[[ RECORDS FOR PROCESSING open ]]

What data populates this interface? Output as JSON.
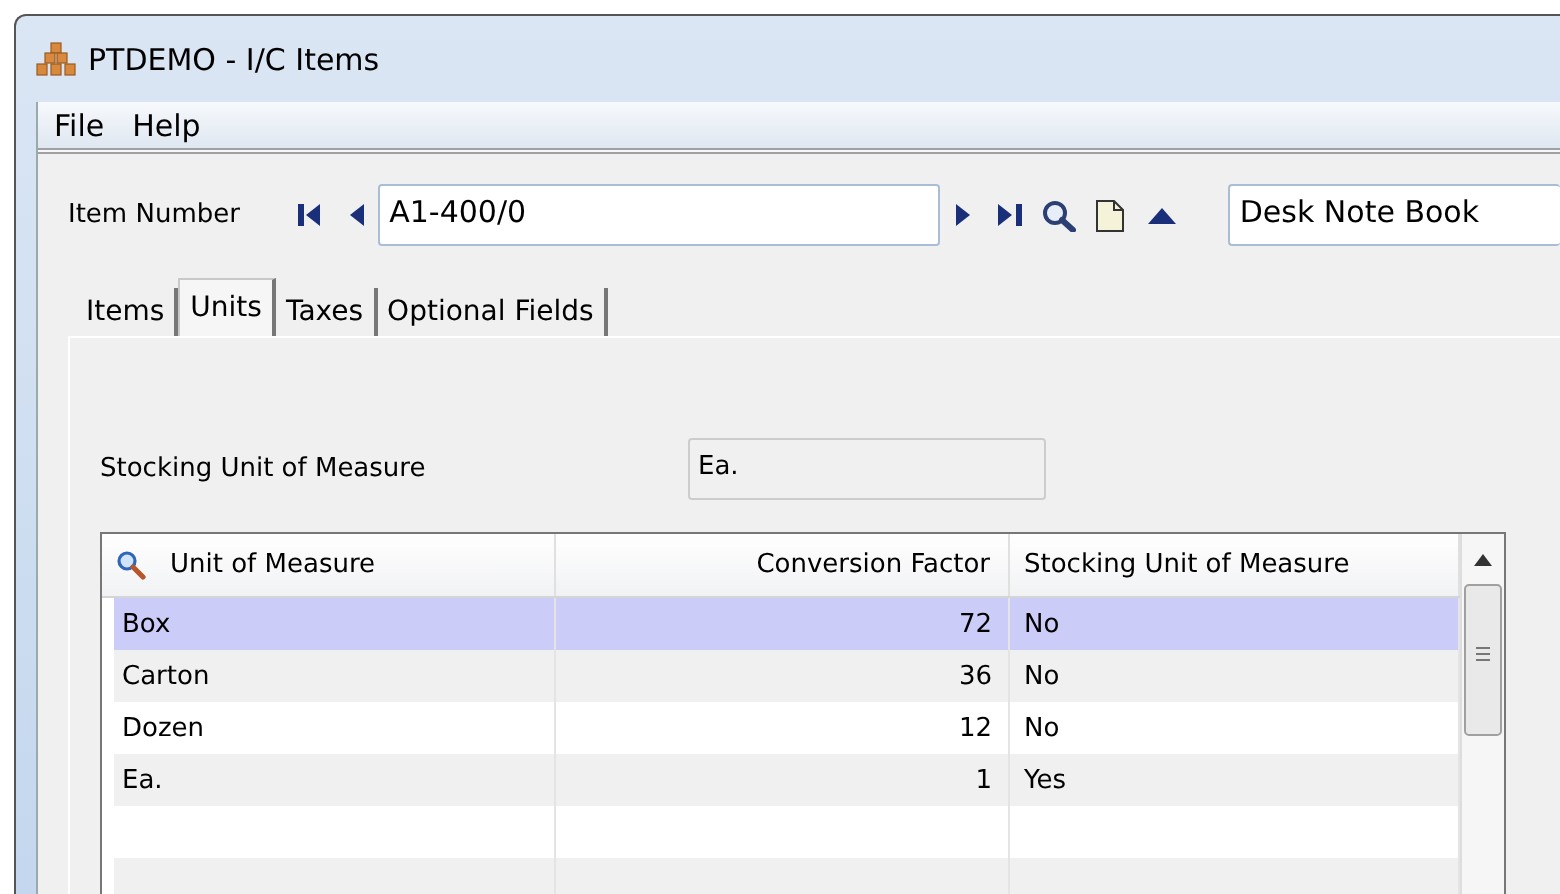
{
  "window": {
    "title": "PTDEMO - I/C Items"
  },
  "menu": [
    {
      "label": "File"
    },
    {
      "label": "Help"
    }
  ],
  "item_number": {
    "label": "Item Number",
    "value": "A1-400/0",
    "description": "Desk Note Book"
  },
  "tabs": [
    {
      "label": "Items",
      "selected": false
    },
    {
      "label": "Units",
      "selected": true
    },
    {
      "label": "Taxes",
      "selected": false
    },
    {
      "label": "Optional Fields",
      "selected": false
    }
  ],
  "stocking_unit": {
    "label": "Stocking Unit of Measure",
    "value": "Ea."
  },
  "table": {
    "columns": [
      "Unit of Measure",
      "Conversion Factor",
      "Stocking Unit of Measure"
    ],
    "rows": [
      {
        "cells": [
          "Box",
          "72",
          "No"
        ],
        "selected": true
      },
      {
        "cells": [
          "Carton",
          "36",
          "No"
        ],
        "selected": false
      },
      {
        "cells": [
          "Dozen",
          "12",
          "No"
        ],
        "selected": false
      },
      {
        "cells": [
          "Ea.",
          "1",
          "Yes"
        ],
        "selected": false
      }
    ]
  }
}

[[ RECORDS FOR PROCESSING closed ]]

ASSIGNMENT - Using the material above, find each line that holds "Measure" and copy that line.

ANSWER TO THE PROBLEM -
    "label": "Stocking Unit of Measure",
      "Unit of Measure",
      "Stocking Unit of Measure"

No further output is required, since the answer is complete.